This morning when I woke up, I felt like making breakfast for my family. As I stood over the stove, there were some staples from the breakfasts of the past missing. There was no bacon, ham, or sausage. No coffee brewing, just a teapot heating water for my cappuccino. The oatmeal stayed put in the cabinet. This morning the menu is simple. Eggs and toast. As I stood there I remembered those old days of family camaraderie as we sat around an old beaten up wooden table. We didn’t have much back then but we did have each other. Today I just called out each person's name and they slowly found their way to the kitchen to grab their food and then disappeared. No one sits at a dinner table anymore in this house. We all live separate from each other but under one roof. The past is long gone.

We don’t even own a dining table. It is just understood that no one would sit around it so why have one take up space. Just another thing to slip into the past. Do they even still sell dining tables, I sometimes wonder?

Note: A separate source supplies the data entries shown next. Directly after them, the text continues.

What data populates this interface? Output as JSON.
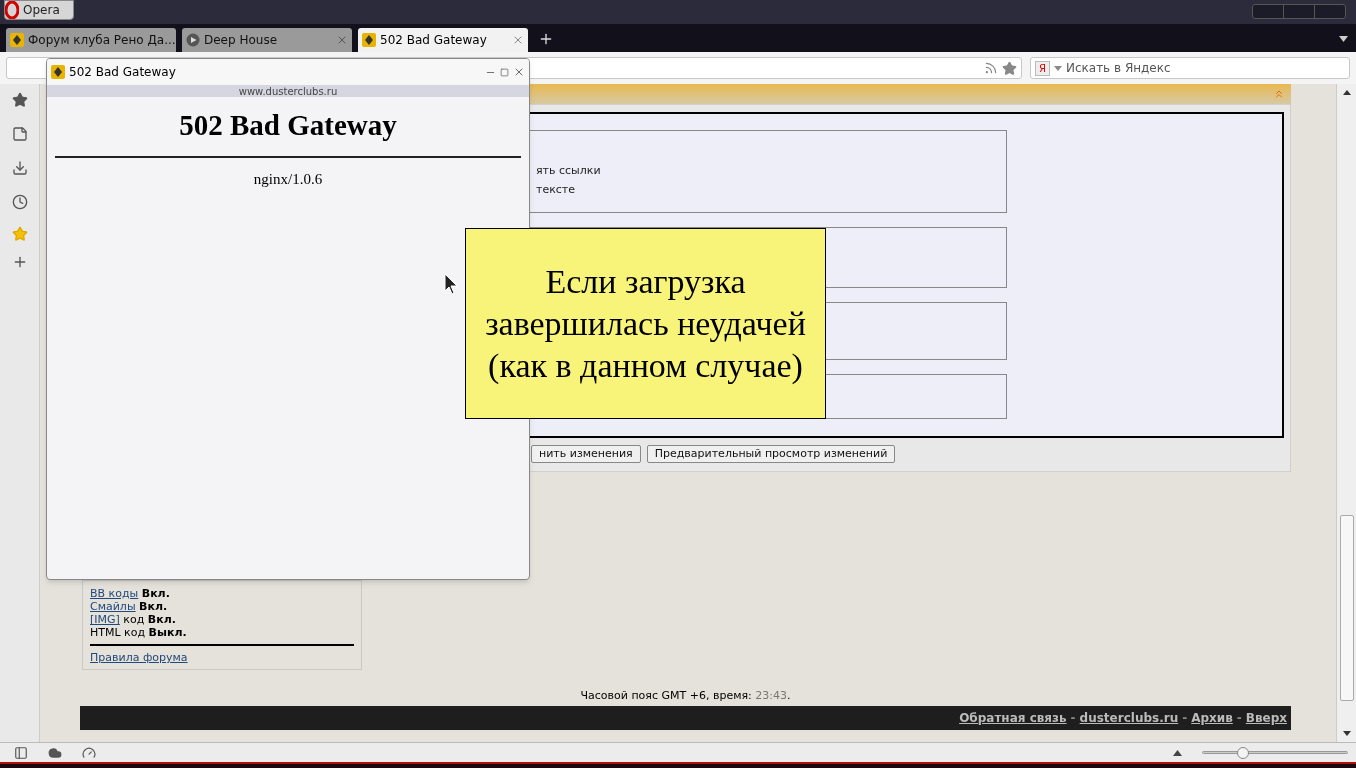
{
  "app_button": "Opera",
  "tabs": [
    {
      "label": "Форум клуба Рено Да...",
      "kind": "site",
      "selected": false
    },
    {
      "label": "Deep House",
      "kind": "media",
      "selected": false
    },
    {
      "label": "502 Bad Gateway",
      "kind": "site",
      "selected": true
    }
  ],
  "search": {
    "engine_label": "Я",
    "placeholder": "Искать в Яндекс"
  },
  "editor": {
    "lines": [
      "ять ссылки",
      "тексте"
    ],
    "buttons": [
      "нить изменения",
      "Предварительный просмотр изменений"
    ]
  },
  "info": {
    "lines": [
      [
        {
          "kind": "link",
          "text": "BB коды"
        },
        {
          "kind": "bold",
          "text": "Вкл."
        }
      ],
      [
        {
          "kind": "link",
          "text": "Смайлы"
        },
        {
          "kind": "bold",
          "text": "Вкл."
        }
      ],
      [
        {
          "kind": "link",
          "text": "[IMG]"
        },
        {
          "kind": "plain",
          "text": "код"
        },
        {
          "kind": "bold",
          "text": "Вкл."
        }
      ],
      [
        {
          "kind": "plain",
          "text": "HTML код"
        },
        {
          "kind": "bold",
          "text": "Выкл."
        }
      ]
    ],
    "rules_link": "Правила форума"
  },
  "timezone": {
    "text": "Часовой пояс GMT +6, время: ",
    "time": "23:43",
    "suffix": "."
  },
  "footer": {
    "links": [
      "Обратная связь",
      "dusterclubs.ru",
      "Архив",
      "Вверх"
    ],
    "separator": "-"
  },
  "popup": {
    "title": "502 Bad Gateway",
    "url": "www.dusterclubs.ru",
    "heading": "502 Bad Gateway",
    "server": "nginx/1.0.6"
  },
  "callout": {
    "text": "Если загрузка завершилась неудачей (как в данном случае)"
  },
  "zoom_slider": {
    "level": 0.28
  }
}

Once the meal was cooked and I gathered up my plate and cup. I felt my Dad’s presence. It felt like he had been standing there watching me cook and he wanted me to remember times past. He wanted me to remember the lazy Sundays where a family joined together to share a meal and a laugh. I wish those days would return. I leave you with one wish that you love fully and laugh often. Until next time.